under the water, carry the water
I’ve been trying to draft a “Things I Learned From Working At Drip” post that is useful, interesting and not fodder for Our Incredible Journey – which is tricky. I did learn many things, despite the company failing, and I am grateful for Sam & Miguel for trusting me to run their system … even though those are both peak tech company cliches.
Let’s say that you should add or remove as much start-up verbiage to or from the below statements as you need to be happy, and leave it at that.
- HTML and CSS have changed since I looked at them in a serious way. Out to Daniel for helping me with the new world of modular CSS, implicit grids, and so on.
- Michael Hobbs is a saint for answering my dozens of questions about AWS. Also thanks to Mike Perham of SideKiq for his speed in replying to questions.
- New Relic is great. So is HoneyBadger.
- I learned a lot about memory in Ruby, as written up here.
- Scaling is a thing, even with small systems. Drip never had a huge userbase, but we ran into problems that I did not expect as we went from very, very small to very small. (We dealt with those problems by either improving the Rails code or adding AWS machines, depending on the problem.)
- Tests are great. I remain a bit skeptical of tests in principle (for example, is it because of Rails’ insane magic that testing is required?), but in practice, tests saved my bacon countless times.
- More generally, thinking about what a system should do and how I’d ensure that my changes to that system were working was very, very helpful.
- This was the first time that I’ve been the most senior technical person at a company. When it is just you and Stack Overflow against the world, you get a lot better at solving problems.
- With that said, no problems get solved after 1700. Go home and relax – you’ll have it figured out by 0915 the next day.
- And yet, I’ve had a lot of self-debate around if I should have worked harder or faster, and what that might have done for the company.
- I did not finish some features that should have been finished, due to time constraints. This was bad, as those half-finished features ended up popping up in unexpected places.
- Lauren taught me many excellent things about community and users and distilling meaning out of data.
- I struggled, and always have struggled, and I think always will struggle, with where to be on the line between now and perfect – but I also got better at deciding where to be on said line.
- Hannah kicked my ass about usability and quality basically every week. She’s great.

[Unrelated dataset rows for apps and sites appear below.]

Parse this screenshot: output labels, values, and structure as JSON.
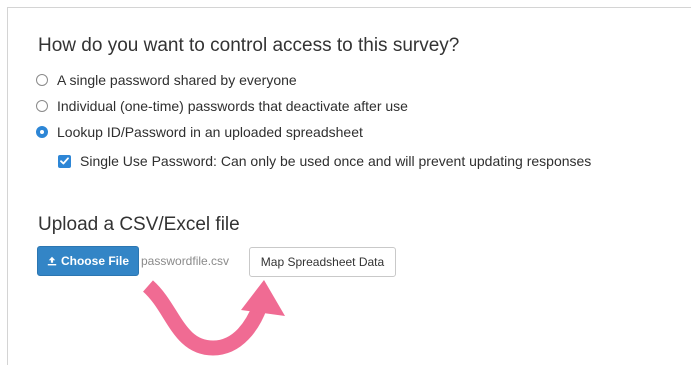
{
  "access": {
    "question": "How do you want to control access to this survey?",
    "options": [
      {
        "label": "A single password shared by everyone",
        "selected": false
      },
      {
        "label": "Individual (one-time) passwords that deactivate after use",
        "selected": false
      },
      {
        "label": "Lookup ID/Password in an uploaded spreadsheet",
        "selected": true
      }
    ],
    "single_use": {
      "label": "Single Use Password: Can only be used once and will prevent updating responses",
      "checked": true
    }
  },
  "upload": {
    "heading": "Upload a CSV/Excel file",
    "choose_file_label": "Choose File",
    "file_name": "passwordfile.csv",
    "map_button_label": "Map Spreadsheet Data"
  },
  "colors": {
    "accent": "#2d86d6",
    "choose_button": "#3385c6",
    "arrow": "#f06b93"
  },
  "icons": {
    "choose_file": "upload-icon",
    "pointer": "curved-arrow-icon"
  }
}
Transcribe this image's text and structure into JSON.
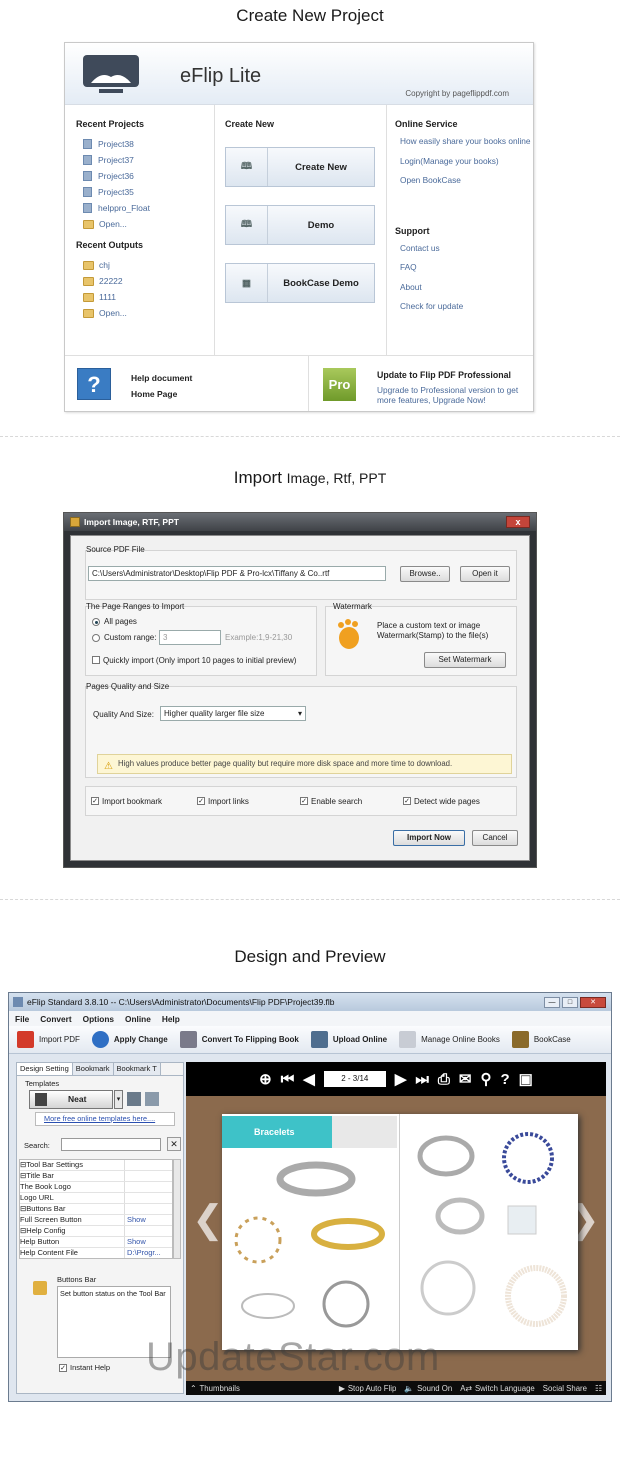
{
  "section1": {
    "heading": "Create New Project",
    "app_name": "eFlip  Lite",
    "copyright": "Copyright by pageflippdf.com",
    "recent_projects_title": "Recent Projects",
    "recent_projects": [
      "Project38",
      "Project37",
      "Project36",
      "Project35",
      "helppro_Float",
      "Open..."
    ],
    "recent_outputs_title": "Recent Outputs",
    "recent_outputs": [
      "chj",
      "22222",
      "1111",
      "Open..."
    ],
    "create_new_title": "Create New",
    "create_buttons": [
      "Create New",
      "Demo",
      "BookCase Demo"
    ],
    "online_service_title": "Online Service",
    "online_links": [
      "How easily share your books online",
      "Login(Manage your books)",
      "Open BookCase"
    ],
    "support_title": "Support",
    "support_links": [
      "Contact us",
      "FAQ",
      "About",
      "Check for update"
    ],
    "help_icon": "?",
    "help_document": "Help document",
    "home_page": "Home Page",
    "pro_badge": "Pro",
    "upgrade_title": "Update to Flip PDF Professional",
    "upgrade_text": "Upgrade to Professional version to get more features, Upgrade Now!"
  },
  "section2": {
    "heading_main": "Import",
    "heading_sub": "Image, Rtf, PPT",
    "dialog_title": "Import Image, RTF, PPT",
    "close_glyph": "x",
    "source_label": "Source PDF File",
    "source_path": "C:\\Users\\Administrator\\Desktop\\Flip PDF & Pro-lcx\\Tiffany & Co..rtf",
    "browse_btn": "Browse..",
    "open_btn": "Open it",
    "page_ranges_label": "The Page Ranges to Import",
    "all_pages": "All pages",
    "custom_range": "Custom range:",
    "custom_value": "3",
    "example_text": "Example:1,9-21,30",
    "quick_import": "Quickly import (Only import 10 pages to  initial  preview)",
    "watermark_label": "Watermark",
    "watermark_text": "Place a custom text or image Watermark(Stamp) to the file(s)",
    "set_watermark_btn": "Set Watermark",
    "quality_group_label": "Pages Quality and Size",
    "quality_label": "Quality And Size:",
    "quality_value": "Higher quality larger file size",
    "warning_text": "High values produce better page quality but require more disk space and more time to download.",
    "checkboxes": [
      "Import bookmark",
      "Import links",
      "Enable search",
      "Detect wide pages"
    ],
    "import_btn": "Import Now",
    "cancel_btn": "Cancel"
  },
  "section3": {
    "heading": "Design and Preview",
    "window_title": "eFlip Standard 3.8.10  -- C:\\Users\\Administrator\\Documents\\Flip PDF\\Project39.flb",
    "menu": [
      "File",
      "Convert",
      "Options",
      "Online",
      "Help"
    ],
    "toolbar": [
      "Import PDF",
      "Apply Change",
      "Convert To Flipping Book",
      "Upload Online",
      "Manage Online Books",
      "BookCase"
    ],
    "tabs": [
      "Design Setting",
      "Bookmark",
      "Bookmark T"
    ],
    "templates_label": "Templates",
    "template_name": "Neat",
    "more_templates": "More free online templates here....",
    "search_label": "Search:",
    "tree": [
      {
        "name": "⊟Tool Bar Settings",
        "value": ""
      },
      {
        "name": "  ⊟Title Bar",
        "value": ""
      },
      {
        "name": "        The Book Logo",
        "value": ""
      },
      {
        "name": "        Logo URL",
        "value": ""
      },
      {
        "name": "  ⊟Buttons Bar",
        "value": ""
      },
      {
        "name": "      Full Screen Button",
        "value": "Show"
      },
      {
        "name": "    ⊟Help Config",
        "value": ""
      },
      {
        "name": "        Help Button",
        "value": "Show"
      },
      {
        "name": "        Help Content File",
        "value": "D:\\Progr..."
      }
    ],
    "desc_title": "Buttons Bar",
    "desc_text": "Set button status on the Tool Bar",
    "instant_help": "Instant Help",
    "page_indicator": "2 - 3/14",
    "book_heading": "Bracelets",
    "bottom_left": "Thumbnails",
    "bottom_items": [
      "Stop Auto Flip",
      "Sound On",
      "Switch Language",
      "Social Share"
    ]
  },
  "watermark_text": "UpdateStar.com"
}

- Hiring other engineers is impossible. There’s probably a whole ‘nother post about what I think about hiring technical people.
- Don’t be a dick. This is harder than I thought.